There was a streetlight outside the building, one of the old kind that gave a pure white light. Standing underneath it, Lucy lit a cigarette. Once she’d drawn in a lungful of smoke, she held her breath for a surprisingly long time before letting it out.
“I thought there should be witnesses,” she said. “This is the last cigarette I’ll ever smoke.”
“Sure it is,” said Rikki.
“I know it’ll be tough, but I don’t plan to fail and I trust” — she gave Rikki a look that suggested no trust at all — “that certain people will be supportive.”
“Don’t look at me. I fully endorse your decision to stop sucking Joe Camel’s puh-roduct. Sorry, I just remembered there’s a kid here.”
The smoke made intricate little curls in the air, like bluish lace. It looked kind of nice, actually, as long as you stayed upwind.

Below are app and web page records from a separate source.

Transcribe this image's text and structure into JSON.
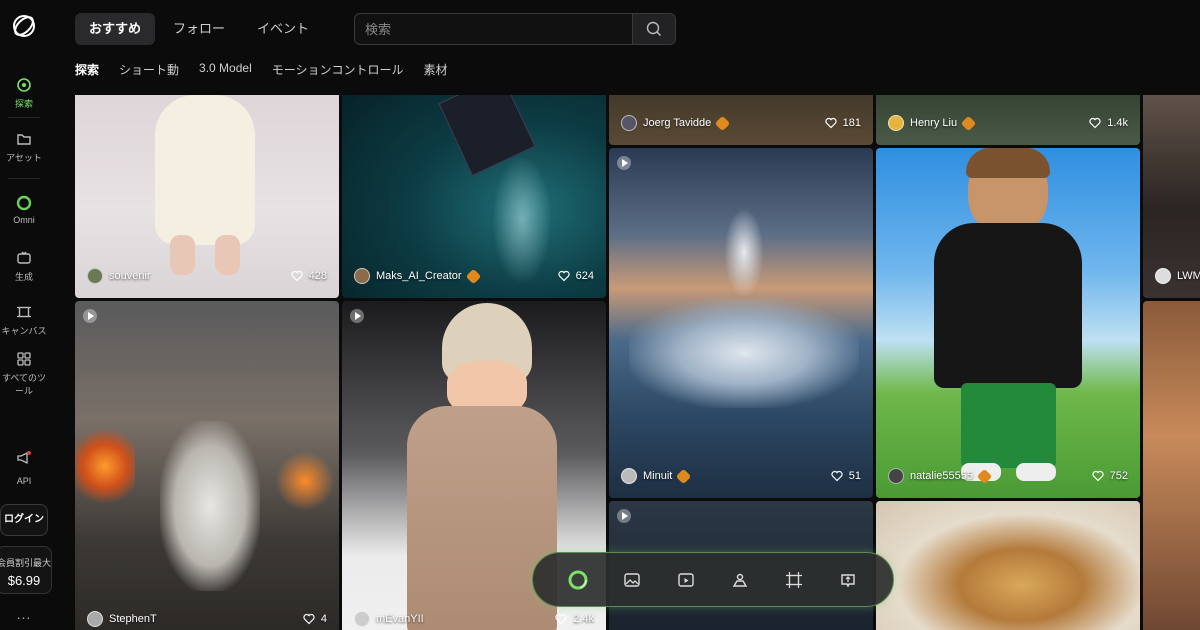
{
  "sidebar": {
    "items": [
      {
        "label": "探索",
        "icon": "explore-icon",
        "active": true
      },
      {
        "label": "アセット",
        "icon": "folder-icon"
      },
      {
        "label": "Omni",
        "icon": "omni-ring-icon"
      },
      {
        "label": "生成",
        "icon": "generate-icon"
      },
      {
        "label": "キャンバス",
        "icon": "canvas-icon"
      },
      {
        "label": "すべてのツール",
        "icon": "grid-icon"
      },
      {
        "label": "API",
        "icon": "megaphone-icon"
      }
    ],
    "login_label": "ログイン",
    "promo_text": "会員割引最大",
    "promo_price": "$6.99",
    "more_label": "..."
  },
  "header": {
    "tabs": [
      {
        "label": "おすすめ",
        "active": true
      },
      {
        "label": "フォロー"
      },
      {
        "label": "イベント"
      }
    ],
    "search_placeholder": "検索"
  },
  "subnav": [
    {
      "label": "探索",
      "active": true
    },
    {
      "label": "ショート動"
    },
    {
      "label": "3.0 Model"
    },
    {
      "label": "モーションコントロール"
    },
    {
      "label": "素材"
    }
  ],
  "cards": [
    {
      "user": "souvenir",
      "likes": "428",
      "badge": false
    },
    {
      "user": "Maks_AI_Creator",
      "likes": "624",
      "badge": true
    },
    {
      "user": "Joerg Tavidde",
      "likes": "181",
      "badge": true
    },
    {
      "user": "Henry Liu",
      "likes": "1.4k",
      "badge": true
    },
    {
      "user": "LWM",
      "likes": "",
      "badge": false
    },
    {
      "user": "Minuit",
      "likes": "51",
      "badge": true
    },
    {
      "user": "natalie55555",
      "likes": "752",
      "badge": true
    },
    {
      "user": "StephenT",
      "likes": "4",
      "badge": false
    },
    {
      "user": "mEvanYII",
      "likes": "2.4k",
      "badge": false
    },
    {
      "user": "",
      "likes": "",
      "badge": false
    },
    {
      "user": "",
      "likes": "",
      "badge": false
    },
    {
      "user": "",
      "likes": "",
      "badge": false
    }
  ],
  "dock": {
    "items": [
      "omni-ring-icon",
      "image-icon",
      "video-icon",
      "character-icon",
      "canvas-icon",
      "upload-icon"
    ]
  },
  "colors": {
    "accent": "#7ee06b",
    "badge": "#e08a1e",
    "background": "#0b0b0c"
  }
}
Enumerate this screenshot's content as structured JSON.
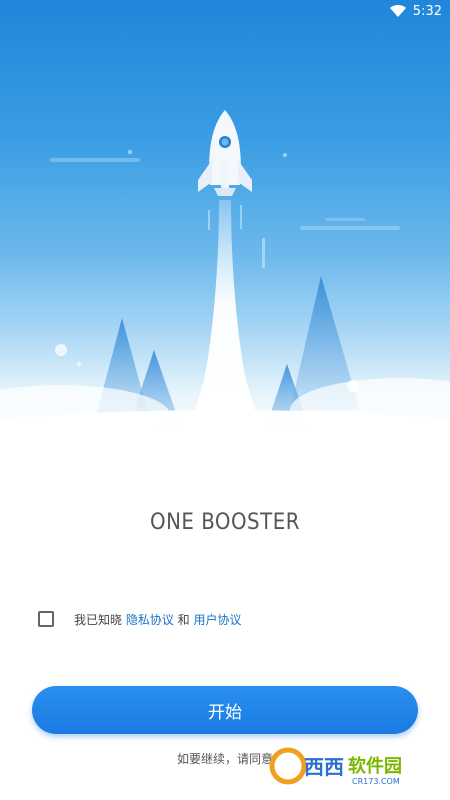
{
  "status_bar": {
    "time": "5:32",
    "icons": [
      "wifi-icon"
    ]
  },
  "app": {
    "name": "ONE BOOSTER"
  },
  "agreement": {
    "prefix": "我已知晓 ",
    "privacy_link": "隐私协议",
    "connector": " 和 ",
    "user_link": "用户协议",
    "checked": false
  },
  "start_button": {
    "label": "开始"
  },
  "footer": {
    "text": "如要继续，请同意"
  },
  "watermark": {
    "text": "西西软件园",
    "sub": "CR173.COM"
  },
  "colors": {
    "primary": "#1a7be3",
    "link": "#1a73c8",
    "sky_top": "#1f86d9"
  }
}
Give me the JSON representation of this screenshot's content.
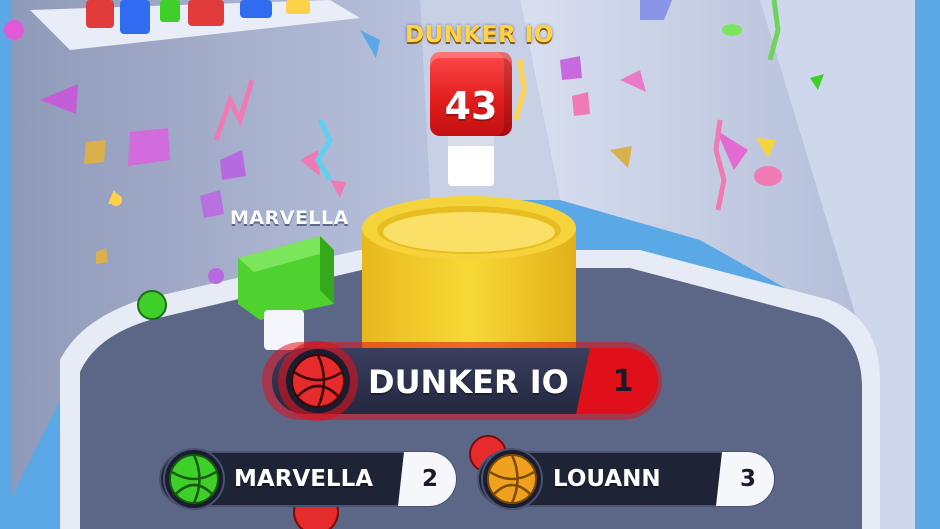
{
  "game": {
    "top_player_label": "DUNKER IO",
    "top_player_score": "43",
    "opponent_label": "MARVELLA"
  },
  "leaderboard": [
    {
      "name": "DUNKER IO",
      "rank": "1",
      "ball_color": "#e52b2b"
    },
    {
      "name": "MARVELLA",
      "rank": "2",
      "ball_color": "#3fcf2a"
    },
    {
      "name": "LOUANN",
      "rank": "3",
      "ball_color": "#f0a21e"
    }
  ],
  "colors": {
    "sky": "#5aa9e6",
    "tower_wall": "#b9c4dc",
    "platform": "#5c6787",
    "hoop": "#f2cf2e",
    "score_cube": "#e01c1c",
    "player_cube": "#4fd12f",
    "leader_highlight": "#e0101a"
  }
}
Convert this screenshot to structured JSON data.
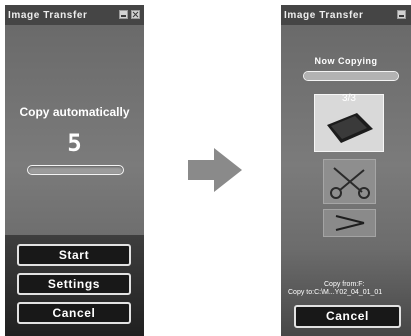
{
  "auto_window": {
    "title": "Image Transfer",
    "message": "Copy automatically",
    "countdown": "5",
    "buttons": {
      "start": "Start",
      "settings": "Settings",
      "cancel": "Cancel"
    }
  },
  "copy_window": {
    "title": "Image Transfer",
    "status": "Now Copying",
    "progress": 1.0,
    "counter": "3/3",
    "copy_from": "Copy from:F:",
    "copy_to": "Copy to:C:\\M...Y02_04_01_01",
    "buttons": {
      "cancel": "Cancel"
    }
  },
  "icons": {
    "minimize": "minimize-icon",
    "close": "close-icon",
    "arrow": "arrow-right-icon"
  },
  "colors": {
    "window_bg": "#4a4a4a",
    "button_bg": "#181818",
    "button_border": "#e2e2e2",
    "text": "#ffffff"
  }
}
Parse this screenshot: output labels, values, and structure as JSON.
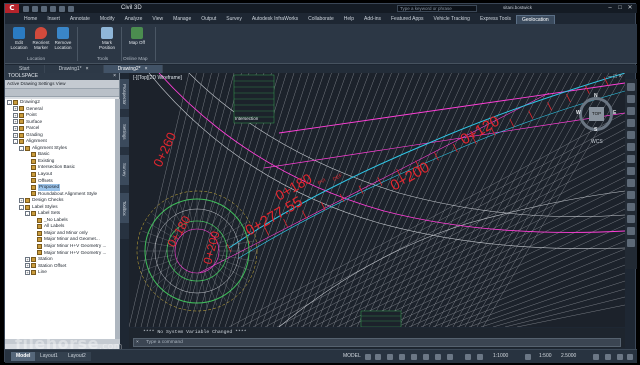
{
  "app": {
    "title": "Civil 3D",
    "search_placeholder": "Type a keyword or phrase",
    "user": "sitani.bostwick"
  },
  "ribbon_tabs": [
    "Home",
    "Insert",
    "Annotate",
    "Modify",
    "Analyze",
    "View",
    "Manage",
    "Output",
    "Survey",
    "Autodesk InfraWorks",
    "Collaborate",
    "Help",
    "Add-ins",
    "Featured Apps",
    "Vehicle Tracking",
    "Express Tools",
    "Geolocation"
  ],
  "ribbon": {
    "buttons": [
      {
        "label": "Edit Location"
      },
      {
        "label": "Reorient Marker"
      },
      {
        "label": "Remove Location"
      },
      {
        "label": "Mark Position"
      },
      {
        "label": "Map Off"
      }
    ],
    "groups": [
      "Location",
      "Tools",
      "Online Map"
    ]
  },
  "doc_tabs": [
    {
      "label": "Start"
    },
    {
      "label": "Drawing1*"
    },
    {
      "label": "Drawing2*"
    }
  ],
  "toolspace": {
    "title": "TOOLSPACE",
    "dropdown": "Active Drawing Settings View",
    "tree": [
      {
        "label": "Drawing2",
        "depth": 0,
        "exp": "-"
      },
      {
        "label": "General",
        "depth": 1,
        "exp": "+"
      },
      {
        "label": "Point",
        "depth": 1,
        "exp": "+"
      },
      {
        "label": "Surface",
        "depth": 1,
        "exp": "+"
      },
      {
        "label": "Parcel",
        "depth": 1,
        "exp": "+"
      },
      {
        "label": "Grading",
        "depth": 1,
        "exp": "+"
      },
      {
        "label": "Alignment",
        "depth": 1,
        "exp": "-"
      },
      {
        "label": "Alignment Styles",
        "depth": 2,
        "exp": "-"
      },
      {
        "label": "Basic",
        "depth": 3,
        "exp": ""
      },
      {
        "label": "Existing",
        "depth": 3,
        "exp": ""
      },
      {
        "label": "Intersection Basic",
        "depth": 3,
        "exp": ""
      },
      {
        "label": "Layout",
        "depth": 3,
        "exp": ""
      },
      {
        "label": "Offsets",
        "depth": 3,
        "exp": ""
      },
      {
        "label": "Proposed",
        "depth": 3,
        "exp": "",
        "selected": true
      },
      {
        "label": "Roundabout Alignment Style",
        "depth": 3,
        "exp": ""
      },
      {
        "label": "Design Checks",
        "depth": 2,
        "exp": "+"
      },
      {
        "label": "Label Styles",
        "depth": 2,
        "exp": "-"
      },
      {
        "label": "Label Sets",
        "depth": 3,
        "exp": "-"
      },
      {
        "label": "_No Labels",
        "depth": 4,
        "exp": ""
      },
      {
        "label": "All Labels",
        "depth": 4,
        "exp": ""
      },
      {
        "label": "Major and Minor only",
        "depth": 4,
        "exp": ""
      },
      {
        "label": "Major Minor and Geomet...",
        "depth": 4,
        "exp": ""
      },
      {
        "label": "Major Minor H+V Geometry ...",
        "depth": 4,
        "exp": ""
      },
      {
        "label": "Major Minor H+V Geometry ...",
        "depth": 4,
        "exp": ""
      },
      {
        "label": "Station",
        "depth": 3,
        "exp": "+"
      },
      {
        "label": "Station Offset",
        "depth": 3,
        "exp": "+"
      },
      {
        "label": "Line",
        "depth": 3,
        "exp": "+"
      }
    ],
    "side_tabs": [
      "Prospector",
      "Settings",
      "Survey",
      "Toolbox"
    ]
  },
  "viewport": {
    "label": "[-][Top][2D Wireframe]",
    "viewcube": {
      "top": "TOP",
      "n": "N",
      "s": "S",
      "e": "E",
      "w": "W"
    },
    "wcs": "WCS",
    "station_labels": [
      "0+120",
      "0+200",
      "0+180",
      "0+277.55",
      "0+260",
      "0+180",
      "0+200"
    ],
    "small_labels": [
      "PVI",
      "DEF",
      "Intersection"
    ]
  },
  "command": {
    "history": "**** No System Variable Changed ****",
    "placeholder": "Type a command"
  },
  "status": {
    "layout_tabs": [
      "Model",
      "Layout1",
      "Layout2"
    ],
    "mode": "MODEL",
    "scale": "1:1000",
    "annoscale": "1:500",
    "value": "2.5000"
  },
  "watermark": {
    "main": "filehorse",
    "suffix": ".com"
  },
  "colors": {
    "road_red": "#e3262f",
    "magenta": "#ff3fd8",
    "cyan": "#30c8e8",
    "green_circle": "#3fbf5a",
    "grid_white": "#c8ccd2"
  }
}
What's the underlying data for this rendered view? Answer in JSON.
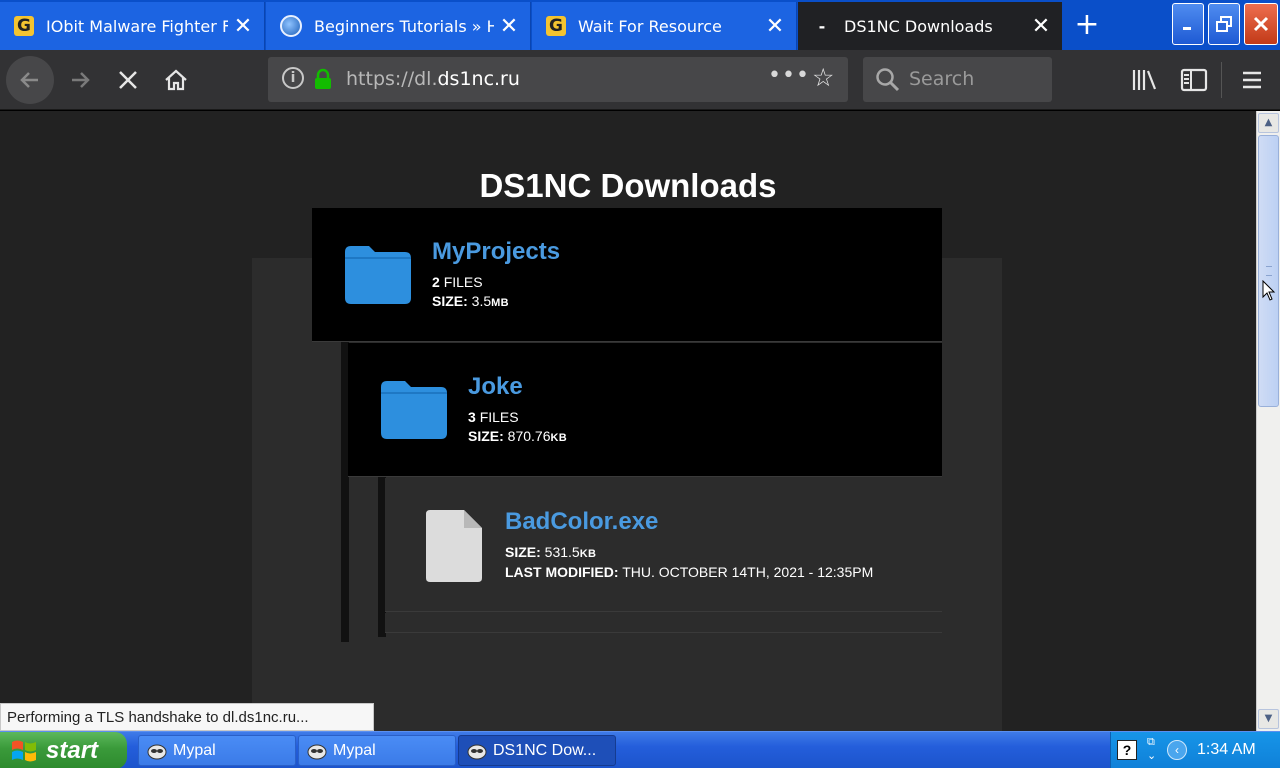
{
  "browser": {
    "tabs": [
      {
        "title": "IObit Malware Fighter F",
        "favicon": "g-letter-icon"
      },
      {
        "title": "Beginners Tutorials » H",
        "favicon": "globe-icon"
      },
      {
        "title": "Wait For Resource",
        "favicon": "g-letter-icon"
      },
      {
        "title": "DS1NC Downloads",
        "favicon": "loading-dash-icon"
      }
    ],
    "url_prefix": "https://dl.",
    "url_domain": "ds1nc.ru",
    "search_placeholder": "Search"
  },
  "page": {
    "title": "DS1NC Downloads",
    "items": [
      {
        "name": "MyProjects",
        "count": "2",
        "count_label": "FILES",
        "size_label": "SIZE:",
        "size_value": "3.5",
        "size_unit": "MB"
      },
      {
        "name": "Joke",
        "count": "3",
        "count_label": "FILES",
        "size_label": "SIZE:",
        "size_value": "870.76",
        "size_unit": "KB"
      },
      {
        "name": "BadColor.exe",
        "size_label": "SIZE:",
        "size_value": "531.5",
        "size_unit": "KB",
        "modified_label": "LAST MODIFIED:",
        "modified_value": "THU. OCTOBER 14TH, 2021 - 12:35PM"
      }
    ]
  },
  "status": "Performing a TLS handshake to dl.ds1nc.ru...",
  "taskbar": {
    "start": "start",
    "tasks": [
      "Mypal",
      "Mypal",
      "DS1NC Dow..."
    ],
    "clock": "1:34 AM"
  },
  "colors": {
    "accent_link": "#4a9ae0",
    "folder": "#2d8fde",
    "xp_blue": "#245edb"
  }
}
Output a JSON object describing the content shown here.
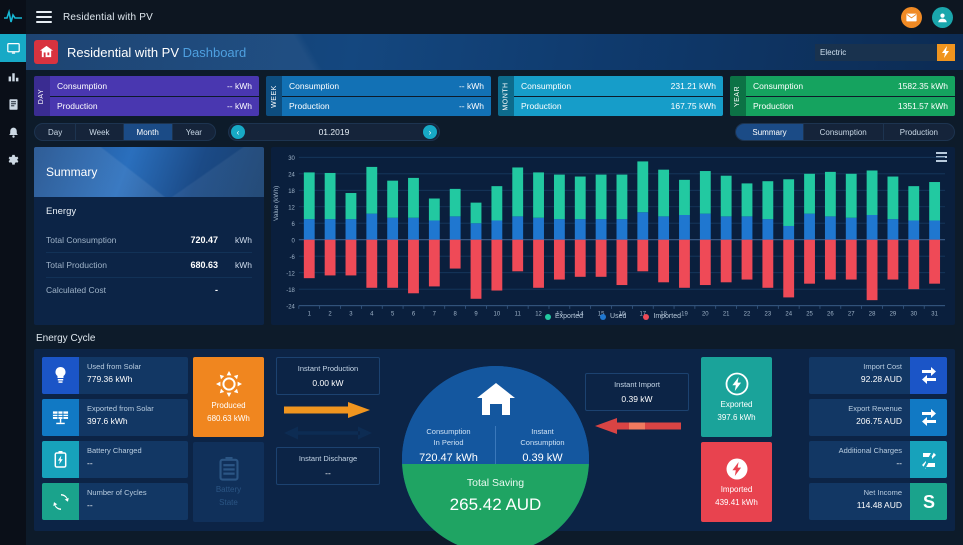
{
  "rail": {
    "logo_icon": "pulse-logo-icon",
    "items": [
      {
        "name": "dashboard",
        "icon": "monitor-icon",
        "active": true
      },
      {
        "name": "analytics",
        "icon": "bar-chart-icon",
        "active": false
      },
      {
        "name": "reports",
        "icon": "document-icon",
        "active": false
      },
      {
        "name": "notifications",
        "icon": "bell-icon",
        "active": false
      },
      {
        "name": "settings",
        "icon": "gear-icon",
        "active": false
      }
    ]
  },
  "topbar": {
    "menu_icon": "hamburger-icon",
    "title": "Residential with PV",
    "mail_icon": "mail-icon",
    "user_icon": "user-avatar-icon"
  },
  "header": {
    "home_icon": "home-icon",
    "title": "Residential with PV",
    "subtitle": "Dashboard",
    "electric_value": "Electric",
    "electric_placeholder": "Electric",
    "bolt_icon": "lightning-bolt-icon"
  },
  "periods": [
    {
      "tab": "DAY",
      "consumption_label": "Consumption",
      "consumption_value": "-- kWh",
      "production_label": "Production",
      "production_value": "-- kWh"
    },
    {
      "tab": "WEEK",
      "consumption_label": "Consumption",
      "consumption_value": "-- kWh",
      "production_label": "Production",
      "production_value": "-- kWh"
    },
    {
      "tab": "MONTH",
      "consumption_label": "Consumption",
      "consumption_value": "231.21 kWh",
      "production_label": "Production",
      "production_value": "167.75 kWh"
    },
    {
      "tab": "YEAR",
      "consumption_label": "Consumption",
      "consumption_value": "1582.35 kWh",
      "production_label": "Production",
      "production_value": "1351.57 kWh"
    }
  ],
  "range_tabs": [
    {
      "label": "Day",
      "active": false
    },
    {
      "label": "Week",
      "active": false
    },
    {
      "label": "Month",
      "active": true
    },
    {
      "label": "Year",
      "active": false
    }
  ],
  "date_nav": {
    "prev_icon": "chevron-left-icon",
    "label": "01.2019",
    "next_icon": "chevron-right-icon"
  },
  "view_tabs": [
    {
      "label": "Summary",
      "active": true
    },
    {
      "label": "Consumption",
      "active": false
    },
    {
      "label": "Production",
      "active": false
    }
  ],
  "summary": {
    "title": "Summary",
    "section": "Energy",
    "rows": [
      {
        "label": "Total Consumption",
        "value": "720.47",
        "unit": "kWh"
      },
      {
        "label": "Total Production",
        "value": "680.63",
        "unit": "kWh"
      },
      {
        "label": "Calculated Cost",
        "value": "-",
        "unit": ""
      }
    ]
  },
  "chart_data": {
    "type": "bar",
    "title": "",
    "xlabel": "",
    "ylabel": "Value (kWh)",
    "ylim": [
      -24,
      30
    ],
    "yticks": [
      30,
      24,
      18,
      12,
      6,
      0,
      -6,
      -12,
      -18,
      -24
    ],
    "grid": true,
    "legend_position": "bottom",
    "stacked": true,
    "categories": [
      "1",
      "2",
      "3",
      "4",
      "5",
      "6",
      "7",
      "8",
      "9",
      "10",
      "11",
      "12",
      "13",
      "14",
      "15",
      "16",
      "17",
      "18",
      "19",
      "20",
      "21",
      "22",
      "23",
      "24",
      "25",
      "26",
      "27",
      "28",
      "29",
      "30",
      "31"
    ],
    "series": [
      {
        "name": "Exported",
        "color": "#22c9a1",
        "values": [
          17.0,
          16.8,
          9.5,
          17.0,
          13.5,
          14.5,
          8.0,
          10.0,
          7.5,
          12.5,
          17.8,
          16.5,
          16.2,
          15.5,
          16.2,
          16.2,
          18.5,
          17.0,
          12.8,
          15.5,
          14.8,
          12.0,
          13.8,
          17.0,
          14.5,
          16.2,
          16.0,
          16.2,
          15.5,
          12.5,
          14.0
        ]
      },
      {
        "name": "Used",
        "color": "#1f77d0",
        "values": [
          7.5,
          7.5,
          7.5,
          9.5,
          8.0,
          8.0,
          7.0,
          8.5,
          6.0,
          7.0,
          8.5,
          8.0,
          7.5,
          7.5,
          7.5,
          7.5,
          10.0,
          8.5,
          9.0,
          9.5,
          8.5,
          8.5,
          7.5,
          5.0,
          9.5,
          8.5,
          8.0,
          9.0,
          7.5,
          7.0,
          7.0
        ]
      },
      {
        "name": "Imported",
        "color": "#ef4a57",
        "values": [
          -14.0,
          -13.0,
          -13.0,
          -17.5,
          -17.5,
          -19.5,
          -17.0,
          -10.5,
          -21.5,
          -18.5,
          -11.5,
          -17.5,
          -14.5,
          -13.5,
          -13.5,
          -16.5,
          -11.5,
          -15.5,
          -17.5,
          -16.5,
          -15.5,
          -14.5,
          -17.5,
          -21.0,
          -16.0,
          -14.5,
          -14.5,
          -22.0,
          -14.5,
          -18.0,
          -16.0
        ]
      }
    ]
  },
  "cycle": {
    "title": "Energy Cycle",
    "left_tiles": [
      {
        "label": "Used from Solar",
        "value": "779.36 kWh",
        "icon": "lightbulb-icon",
        "icon_bg": "#1b55c7"
      },
      {
        "label": "Exported from Solar",
        "value": "397.6 kWh",
        "icon": "solar-panel-icon",
        "icon_bg": "#1179c4"
      },
      {
        "label": "Battery Charged",
        "value": "--",
        "icon": "battery-charge-icon",
        "icon_bg": "#17a2bb"
      },
      {
        "label": "Number of Cycles",
        "value": "--",
        "icon": "cycles-icon",
        "icon_bg": "#1aa38c"
      }
    ],
    "produced": {
      "label": "Produced",
      "value": "680.63 kWh",
      "icon": "sun-icon"
    },
    "battery": {
      "label": "Battery",
      "value": "State",
      "icon": "battery-icon"
    },
    "instant_production": {
      "label": "Instant Production",
      "value": "0.00 kW"
    },
    "instant_discharge": {
      "label": "Instant Discharge",
      "value": "--"
    },
    "instant_import": {
      "label": "Instant Import",
      "value": "0.39 kW"
    },
    "center": {
      "home_icon": "home-icon",
      "consumption_label": "Consumption\nIn Period",
      "consumption_label_l1": "Consumption",
      "consumption_label_l2": "In Period",
      "consumption_value": "720.47 kWh",
      "instant_label_l1": "Instant",
      "instant_label_l2": "Consumption",
      "instant_value": "0.39 kW",
      "saving_label": "Total Saving",
      "saving_value": "265.42 AUD"
    },
    "exported": {
      "label": "Exported",
      "value": "397.6 kWh",
      "icon": "bolt-circle-icon"
    },
    "imported": {
      "label": "Imported",
      "value": "439.41 kWh",
      "icon": "bolt-circle-icon"
    },
    "money": [
      {
        "label": "Import Cost",
        "value": "92.28 AUD",
        "icon": "currency-exchange-icon",
        "icon_bg": "#1b55c7"
      },
      {
        "label": "Export Revenue",
        "value": "206.75 AUD",
        "icon": "currency-exchange-icon",
        "icon_bg": "#1179c4"
      },
      {
        "label": "Additional Charges",
        "value": "--",
        "icon": "currency-slash-icon",
        "icon_bg": "#17a2bb"
      },
      {
        "label": "Net Income",
        "value": "114.48 AUD",
        "icon": "currency-icon",
        "icon_bg": "#1aa38c"
      }
    ]
  }
}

“The Buddhists,” said Lucy, “say that all suffering comes from attachment. The more people and the more things you want and need and care about, the more you end up suffering. Which doesn’t mean you shouldn’t get attached to anybody or anything — that wouldn’t be human — but you should choose, carefully, who and what you really need.” She inhaled again, held the smoke inside her as long as she could, then let it out. “When I was a few years older than you, I decided to attach myself to a dried plant. It seemed like a good idea at the time. Now comes the part with the suffering.”
The little ring of orange fire worked its way up the length of the cigarette, leaving an almost-perfect cylinder of white ash behind it. While Lucy was talking about the process of cleaning out her car and apartment to get rid of the smell, Lock watched a chunk of ash nearly half an inch long fall off the end and land on her right sneaker.
“Um… Lucy?” said Lock.
Lock pointed down. Cursing under her breath, Lucy tipped the ash off onto the pavement and stomped it until it stopped smoldering, then looked mournfully at the little burn on her shoe.
“This was a perfectly good shoe.”
“Do the other one,” suggested Rikki. “Everybody’ll think it’s a new look.”
Lucy drew in another lungful.
“You’ll notice,” said Rikki, “that even though she almost set her foot on fire, she’s still gonna keep smoking that thing ‘til she hits the filter.”
“This from the woman who once made a batch of barbecue sauce where the secret ingredient was bongwater… and then served it to guests.”
“Hey, I haven’t lit up in two weeks. Let’s see you after two weeks cold turkey.”